Input ::
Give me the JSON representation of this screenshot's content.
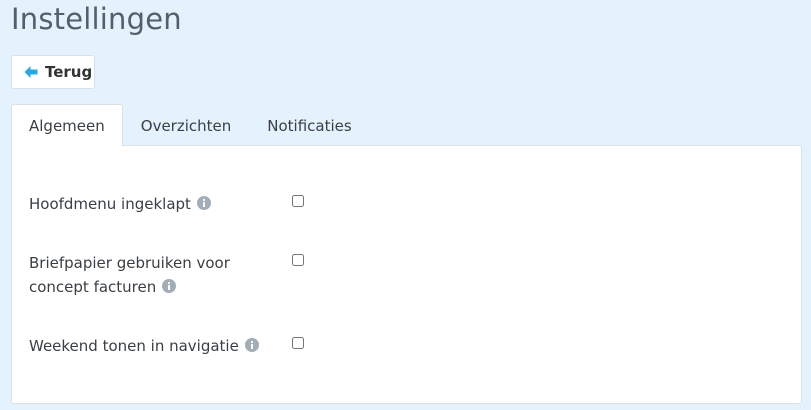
{
  "page": {
    "title": "Instellingen"
  },
  "back_button": {
    "label": "Terug",
    "icon": "arrow-left-icon",
    "icon_color": "#29a8e0"
  },
  "tabs": [
    {
      "label": "Algemeen",
      "active": true
    },
    {
      "label": "Overzichten",
      "active": false
    },
    {
      "label": "Notificaties",
      "active": false
    }
  ],
  "settings": [
    {
      "label": "Hoofdmenu ingeklapt",
      "icon": "info-icon",
      "checked": false
    },
    {
      "label_line1": "Briefpapier gebruiken voor",
      "label_line2": "concept facturen",
      "icon": "info-icon",
      "checked": false
    },
    {
      "label": "Weekend tonen in navigatie",
      "icon": "info-icon",
      "checked": false
    }
  ],
  "colors": {
    "background": "#e3f2fc",
    "panel": "#ffffff",
    "info_icon": "#a3adb8",
    "accent": "#29a8e0"
  }
}
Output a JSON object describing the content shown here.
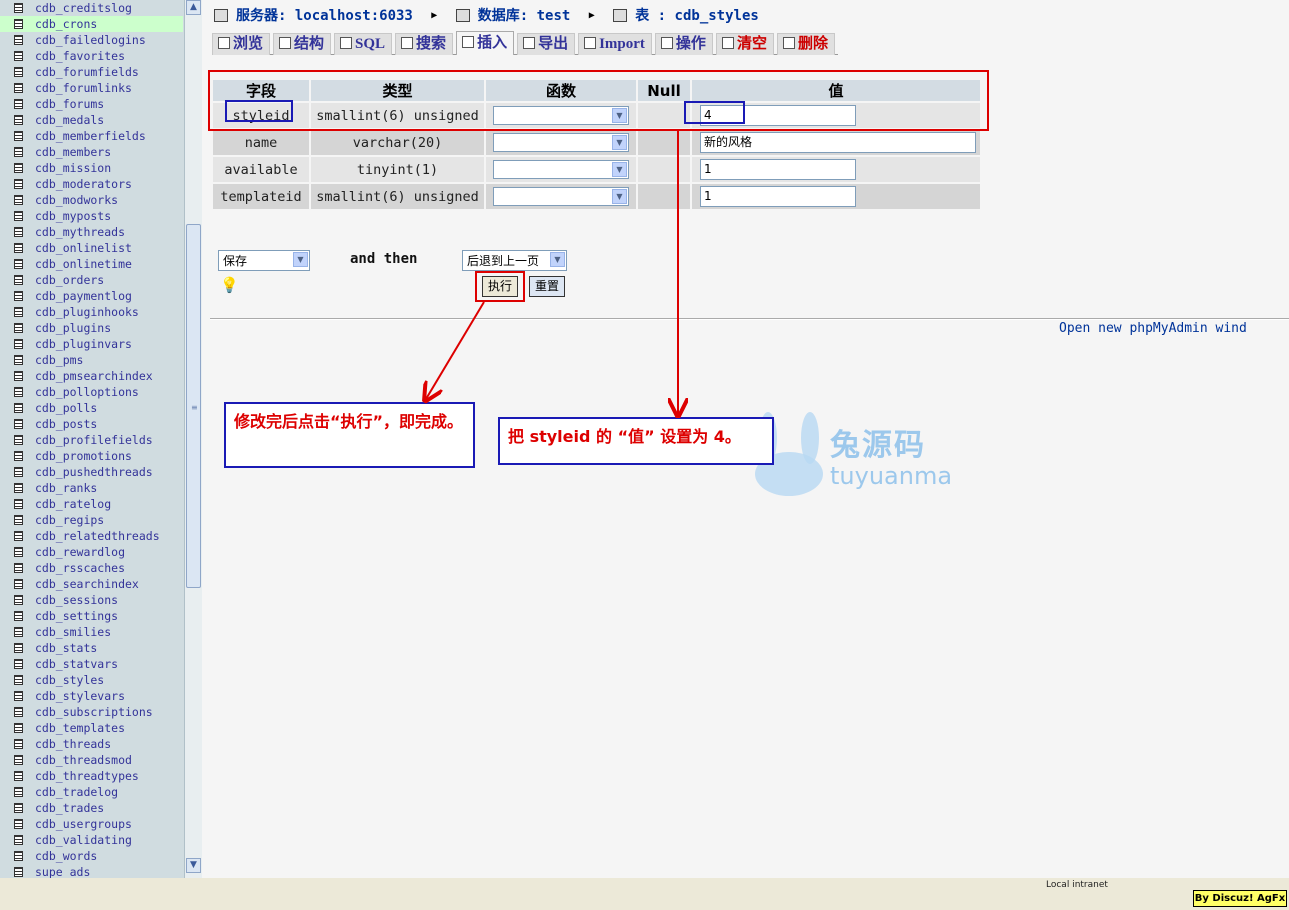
{
  "sidebar": {
    "tables": [
      "cdb_creditslog",
      "cdb_crons",
      "cdb_failedlogins",
      "cdb_favorites",
      "cdb_forumfields",
      "cdb_forumlinks",
      "cdb_forums",
      "cdb_medals",
      "cdb_memberfields",
      "cdb_members",
      "cdb_mission",
      "cdb_moderators",
      "cdb_modworks",
      "cdb_myposts",
      "cdb_mythreads",
      "cdb_onlinelist",
      "cdb_onlinetime",
      "cdb_orders",
      "cdb_paymentlog",
      "cdb_pluginhooks",
      "cdb_plugins",
      "cdb_pluginvars",
      "cdb_pms",
      "cdb_pmsearchindex",
      "cdb_polloptions",
      "cdb_polls",
      "cdb_posts",
      "cdb_profilefields",
      "cdb_promotions",
      "cdb_pushedthreads",
      "cdb_ranks",
      "cdb_ratelog",
      "cdb_regips",
      "cdb_relatedthreads",
      "cdb_rewardlog",
      "cdb_rsscaches",
      "cdb_searchindex",
      "cdb_sessions",
      "cdb_settings",
      "cdb_smilies",
      "cdb_stats",
      "cdb_statvars",
      "cdb_styles",
      "cdb_stylevars",
      "cdb_subscriptions",
      "cdb_templates",
      "cdb_threads",
      "cdb_threadsmod",
      "cdb_threadtypes",
      "cdb_tradelog",
      "cdb_trades",
      "cdb_usergroups",
      "cdb_validating",
      "cdb_words",
      "supe_ads"
    ],
    "highlighted": "cdb_crons"
  },
  "breadcrumb": {
    "server_label": "服务器: localhost:6033",
    "db_label": "数据库: test",
    "table_label": "表 : cdb_styles"
  },
  "tabs": [
    {
      "label": "浏览",
      "icon": "browse-icon"
    },
    {
      "label": "结构",
      "icon": "structure-icon"
    },
    {
      "label": "SQL",
      "icon": "sql-icon"
    },
    {
      "label": "搜索",
      "icon": "search-icon"
    },
    {
      "label": "插入",
      "icon": "insert-icon"
    },
    {
      "label": "导出",
      "icon": "export-icon"
    },
    {
      "label": "Import",
      "icon": "import-icon"
    },
    {
      "label": "操作",
      "icon": "operations-icon"
    },
    {
      "label": "清空",
      "icon": "empty-icon"
    },
    {
      "label": "删除",
      "icon": "drop-icon"
    }
  ],
  "active_tab": "插入",
  "table": {
    "headers": [
      "字段",
      "类型",
      "函数",
      "Null",
      "值"
    ],
    "rows": [
      {
        "field": "styleid",
        "type": "smallint(6) unsigned",
        "value": "4"
      },
      {
        "field": "name",
        "type": "varchar(20)",
        "value": "新的风格"
      },
      {
        "field": "available",
        "type": "tinyint(1)",
        "value": "1"
      },
      {
        "field": "templateid",
        "type": "smallint(6) unsigned",
        "value": "1"
      }
    ]
  },
  "form": {
    "action_select": "保存",
    "and_then": "and then",
    "after_select": "后退到上一页",
    "execute_label": "执行",
    "reset_label": "重置"
  },
  "open_new": "Open new phpMyAdmin wind",
  "annotations": {
    "left_note": "修改完后点击“执行”，即完成。",
    "right_note": "把 styleid 的 “值” 设置为 4。"
  },
  "watermark": {
    "cn": "兔源码",
    "en": "tuyuanma"
  },
  "statusbar": {
    "zone": "Local intranet",
    "badge": "By Discuz! AgFx"
  },
  "colors": {
    "annotation_red": "#dd0000",
    "annotation_blue": "#1a1ab5",
    "link": "#333399",
    "sidebar_bg": "#d0dce0"
  }
}
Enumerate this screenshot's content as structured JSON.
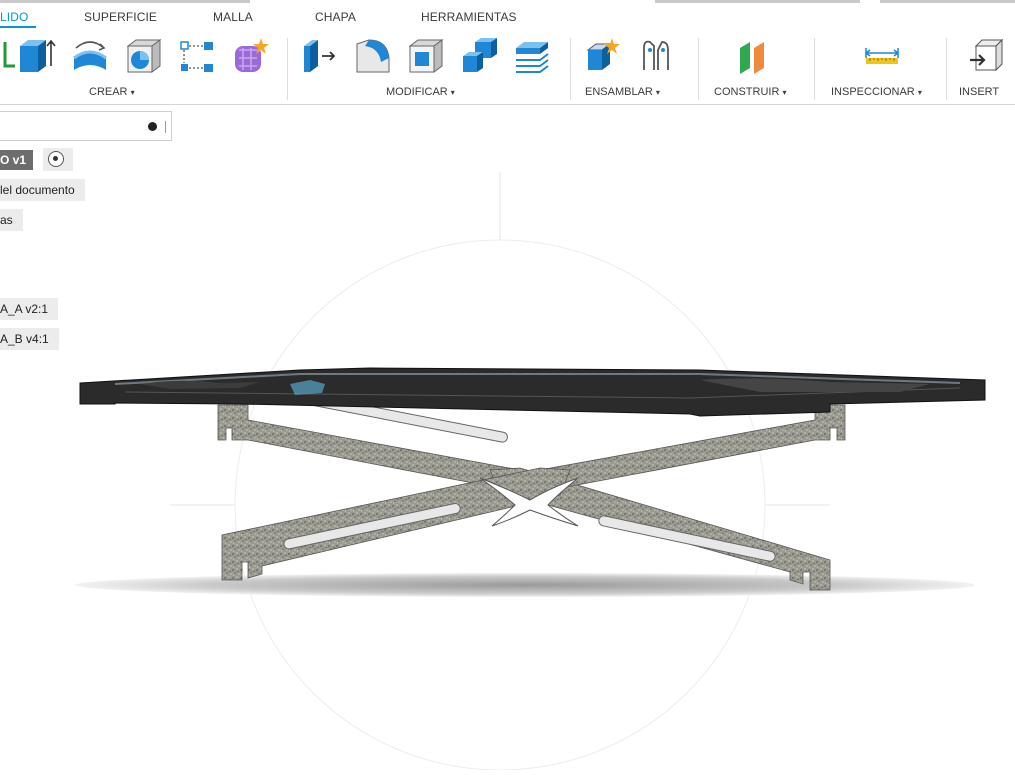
{
  "toolbar": {
    "tabs": [
      {
        "label": "LIDO",
        "active": true
      },
      {
        "label": "SUPERFICIE",
        "active": false
      },
      {
        "label": "MALLA",
        "active": false
      },
      {
        "label": "CHAPA",
        "active": false
      },
      {
        "label": "HERRAMIENTAS",
        "active": false
      }
    ],
    "groups": [
      {
        "label": "CREAR",
        "caret": "▾"
      },
      {
        "label": "MODIFICAR",
        "caret": "▾"
      },
      {
        "label": "ENSAMBLAR",
        "caret": "▾"
      },
      {
        "label": "CONSTRUIR",
        "caret": "▾"
      },
      {
        "label": "INSPECCIONAR",
        "caret": "▾"
      },
      {
        "label": "INSERT",
        "caret": ""
      }
    ],
    "tools": [
      "sketch-icon",
      "extrude-icon",
      "revolve-icon",
      "shell-icon",
      "pattern-icon",
      "create-form-icon",
      "press-pull-icon",
      "fillet-icon",
      "shell-modify-icon",
      "combine-icon",
      "offset-face-icon",
      "new-component-icon",
      "joint-icon",
      "offset-plane-icon",
      "measure-icon",
      "insert-icon"
    ],
    "accent": "#0696d7"
  },
  "browser": {
    "root_label": "O v1",
    "items": [
      {
        "label": "lel documento"
      },
      {
        "label": "as"
      },
      {
        "label": "A_A v2:1"
      },
      {
        "label": "A_B v4:1"
      }
    ]
  },
  "viewport": {
    "model": "scissor-table",
    "background": "#ffffff"
  }
}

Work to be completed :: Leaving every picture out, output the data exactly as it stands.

Answer for this exercise ::
Give me the JSON representation of this screenshot's content.
{
  "page": {
    "title": "Instellingen"
  },
  "back_button": {
    "label": "Terug",
    "icon": "arrow-left-icon",
    "icon_color": "#29a8e0"
  },
  "tabs": [
    {
      "label": "Algemeen",
      "active": true
    },
    {
      "label": "Overzichten",
      "active": false
    },
    {
      "label": "Notificaties",
      "active": false
    }
  ],
  "settings": [
    {
      "label": "Hoofdmenu ingeklapt",
      "icon": "info-icon",
      "checked": false
    },
    {
      "label_line1": "Briefpapier gebruiken voor",
      "label_line2": "concept facturen",
      "icon": "info-icon",
      "checked": false
    },
    {
      "label": "Weekend tonen in navigatie",
      "icon": "info-icon",
      "checked": false
    }
  ],
  "colors": {
    "background": "#e3f2fc",
    "panel": "#ffffff",
    "info_icon": "#a3adb8",
    "accent": "#29a8e0"
  }
}
Output a JSON object describing the content shown here.
{
  "sidebar": {
    "tables": [
      "cdb_creditslog",
      "cdb_crons",
      "cdb_failedlogins",
      "cdb_favorites",
      "cdb_forumfields",
      "cdb_forumlinks",
      "cdb_forums",
      "cdb_medals",
      "cdb_memberfields",
      "cdb_members",
      "cdb_mission",
      "cdb_moderators",
      "cdb_modworks",
      "cdb_myposts",
      "cdb_mythreads",
      "cdb_onlinelist",
      "cdb_onlinetime",
      "cdb_orders",
      "cdb_paymentlog",
      "cdb_pluginhooks",
      "cdb_plugins",
      "cdb_pluginvars",
      "cdb_pms",
      "cdb_pmsearchindex",
      "cdb_polloptions",
      "cdb_polls",
      "cdb_posts",
      "cdb_profilefields",
      "cdb_promotions",
      "cdb_pushedthreads",
      "cdb_ranks",
      "cdb_ratelog",
      "cdb_regips",
      "cdb_relatedthreads",
      "cdb_rewardlog",
      "cdb_rsscaches",
      "cdb_searchindex",
      "cdb_sessions",
      "cdb_settings",
      "cdb_smilies",
      "cdb_stats",
      "cdb_statvars",
      "cdb_styles",
      "cdb_stylevars",
      "cdb_subscriptions",
      "cdb_templates",
      "cdb_threads",
      "cdb_threadsmod",
      "cdb_threadtypes",
      "cdb_tradelog",
      "cdb_trades",
      "cdb_usergroups",
      "cdb_validating",
      "cdb_words",
      "supe_ads"
    ],
    "highlighted": "cdb_crons"
  },
  "breadcrumb": {
    "server_label": "服务器: localhost:6033",
    "db_label": "数据库: test",
    "table_label": "表 : cdb_styles"
  },
  "tabs": [
    {
      "label": "浏览",
      "icon": "browse-icon"
    },
    {
      "label": "结构",
      "icon": "structure-icon"
    },
    {
      "label": "SQL",
      "icon": "sql-icon"
    },
    {
      "label": "搜索",
      "icon": "search-icon"
    },
    {
      "label": "插入",
      "icon": "insert-icon"
    },
    {
      "label": "导出",
      "icon": "export-icon"
    },
    {
      "label": "Import",
      "icon": "import-icon"
    },
    {
      "label": "操作",
      "icon": "operations-icon"
    },
    {
      "label": "清空",
      "icon": "empty-icon"
    },
    {
      "label": "删除",
      "icon": "drop-icon"
    }
  ],
  "active_tab": "插入",
  "table": {
    "headers": [
      "字段",
      "类型",
      "函数",
      "Null",
      "值"
    ],
    "rows": [
      {
        "field": "styleid",
        "type": "smallint(6) unsigned",
        "value": "4"
      },
      {
        "field": "name",
        "type": "varchar(20)",
        "value": "新的风格"
      },
      {
        "field": "available",
        "type": "tinyint(1)",
        "value": "1"
      },
      {
        "field": "templateid",
        "type": "smallint(6) unsigned",
        "value": "1"
      }
    ]
  },
  "form": {
    "action_select": "保存",
    "and_then": "and then",
    "after_select": "后退到上一页",
    "execute_label": "执行",
    "reset_label": "重置"
  },
  "open_new": "Open new phpMyAdmin wind",
  "annotations": {
    "left_note": "修改完后点击“执行”，即完成。",
    "right_note": "把 styleid 的 “值” 设置为 4。"
  },
  "watermark": {
    "cn": "兔源码",
    "en": "tuyuanma"
  },
  "statusbar": {
    "zone": "Local intranet",
    "badge": "By Discuz! AgFx"
  },
  "colors": {
    "annotation_red": "#dd0000",
    "annotation_blue": "#1a1ab5",
    "link": "#333399",
    "sidebar_bg": "#d0dce0"
  }
}
Enumerate this screenshot's content as structured JSON.
{
  "toolbar": {
    "tabs": [
      {
        "label": "LIDO",
        "active": true
      },
      {
        "label": "SUPERFICIE",
        "active": false
      },
      {
        "label": "MALLA",
        "active": false
      },
      {
        "label": "CHAPA",
        "active": false
      },
      {
        "label": "HERRAMIENTAS",
        "active": false
      }
    ],
    "groups": [
      {
        "label": "CREAR",
        "caret": "▾"
      },
      {
        "label": "MODIFICAR",
        "caret": "▾"
      },
      {
        "label": "ENSAMBLAR",
        "caret": "▾"
      },
      {
        "label": "CONSTRUIR",
        "caret": "▾"
      },
      {
        "label": "INSPECCIONAR",
        "caret": "▾"
      },
      {
        "label": "INSERT",
        "caret": ""
      }
    ],
    "tools": [
      "sketch-icon",
      "extrude-icon",
      "revolve-icon",
      "shell-icon",
      "pattern-icon",
      "create-form-icon",
      "press-pull-icon",
      "fillet-icon",
      "shell-modify-icon",
      "combine-icon",
      "offset-face-icon",
      "new-component-icon",
      "joint-icon",
      "offset-plane-icon",
      "measure-icon",
      "insert-icon"
    ],
    "accent": "#0696d7"
  },
  "browser": {
    "root_label": "O v1",
    "items": [
      {
        "label": "lel documento"
      },
      {
        "label": "as"
      },
      {
        "label": "A_A v2:1"
      },
      {
        "label": "A_B v4:1"
      }
    ]
  },
  "viewport": {
    "model": "scissor-table",
    "background": "#ffffff"
  }
}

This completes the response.